6. Poor Contact Lens Hygiene

Most of the millions of people who wear contact lenses become complacent with the hygiene of their lenses. It’s common to find many people topping up contact lens solutions with tap water. Yet others unknowingly don’t change their lenses on time. All practices increase the chances of bacterial and fungal infections. In extreme cases, such complacency could lead to acanthamoeba keratitis, which can cause blindness.

You have to be very vigilant about your contact lens hygiene practices. Change your lenses on time and top up the lens with the correct contact eye solution.

7. Lack of Exercise

Exercise has massive benefits for our bodies. The benefits are even more remarkable for the healthy development of the eyes. The more you hit the gym and run down the trail paths, the more your body becomes active. The heart rate increases, and the risk of high blood pressure reduces. Lack of exercise slows up the flow of blood in the body. Also, you can get a blockage in blood vessels, hence affecting your vision.

Studies show that regular exercise reduces the risk of cataracts, macular degeneration, and glaucoma.

Is It Time You Visited Your Ophthalmologist?
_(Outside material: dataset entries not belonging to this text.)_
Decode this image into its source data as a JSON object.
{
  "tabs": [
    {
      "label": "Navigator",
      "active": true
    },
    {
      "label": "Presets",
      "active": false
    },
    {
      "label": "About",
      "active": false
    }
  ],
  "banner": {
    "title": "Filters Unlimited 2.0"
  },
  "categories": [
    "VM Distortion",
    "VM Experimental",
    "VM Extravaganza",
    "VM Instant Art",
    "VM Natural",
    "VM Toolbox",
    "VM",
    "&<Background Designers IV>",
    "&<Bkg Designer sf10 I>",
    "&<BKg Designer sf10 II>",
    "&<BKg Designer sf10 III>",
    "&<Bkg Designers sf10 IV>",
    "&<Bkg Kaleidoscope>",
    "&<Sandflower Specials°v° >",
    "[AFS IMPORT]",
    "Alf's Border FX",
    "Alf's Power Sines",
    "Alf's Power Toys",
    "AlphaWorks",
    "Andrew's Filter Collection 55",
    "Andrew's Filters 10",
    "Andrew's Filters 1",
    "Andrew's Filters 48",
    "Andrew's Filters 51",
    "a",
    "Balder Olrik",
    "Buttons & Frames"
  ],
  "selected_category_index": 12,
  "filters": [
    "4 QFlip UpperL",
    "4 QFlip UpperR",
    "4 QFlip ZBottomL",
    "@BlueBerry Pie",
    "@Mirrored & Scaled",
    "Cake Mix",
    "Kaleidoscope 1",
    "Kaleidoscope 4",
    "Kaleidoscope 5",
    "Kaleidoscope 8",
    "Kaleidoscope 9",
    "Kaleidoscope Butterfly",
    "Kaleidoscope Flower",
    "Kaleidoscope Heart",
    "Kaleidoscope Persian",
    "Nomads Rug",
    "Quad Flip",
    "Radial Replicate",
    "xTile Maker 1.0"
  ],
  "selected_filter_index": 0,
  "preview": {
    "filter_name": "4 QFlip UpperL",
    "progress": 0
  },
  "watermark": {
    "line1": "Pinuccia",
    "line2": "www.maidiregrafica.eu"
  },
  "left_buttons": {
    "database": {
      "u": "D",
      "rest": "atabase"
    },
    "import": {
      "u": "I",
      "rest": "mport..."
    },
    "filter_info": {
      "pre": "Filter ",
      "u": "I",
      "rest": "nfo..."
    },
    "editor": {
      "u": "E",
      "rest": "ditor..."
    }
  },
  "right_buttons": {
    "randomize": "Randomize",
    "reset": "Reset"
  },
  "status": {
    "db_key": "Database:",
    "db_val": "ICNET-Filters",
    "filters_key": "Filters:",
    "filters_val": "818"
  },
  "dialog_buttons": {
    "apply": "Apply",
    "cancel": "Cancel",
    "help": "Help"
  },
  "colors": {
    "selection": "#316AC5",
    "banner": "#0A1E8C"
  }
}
It would be best to visit your ophthalmologist at least once a year. Your overall health and wellness are essential. Most eye diseases don’t come with early symptoms, so it is necessary to stay alert and undergo regular eye examinations for early detection and treatment. You may only know your eye problem once you visit your doctor.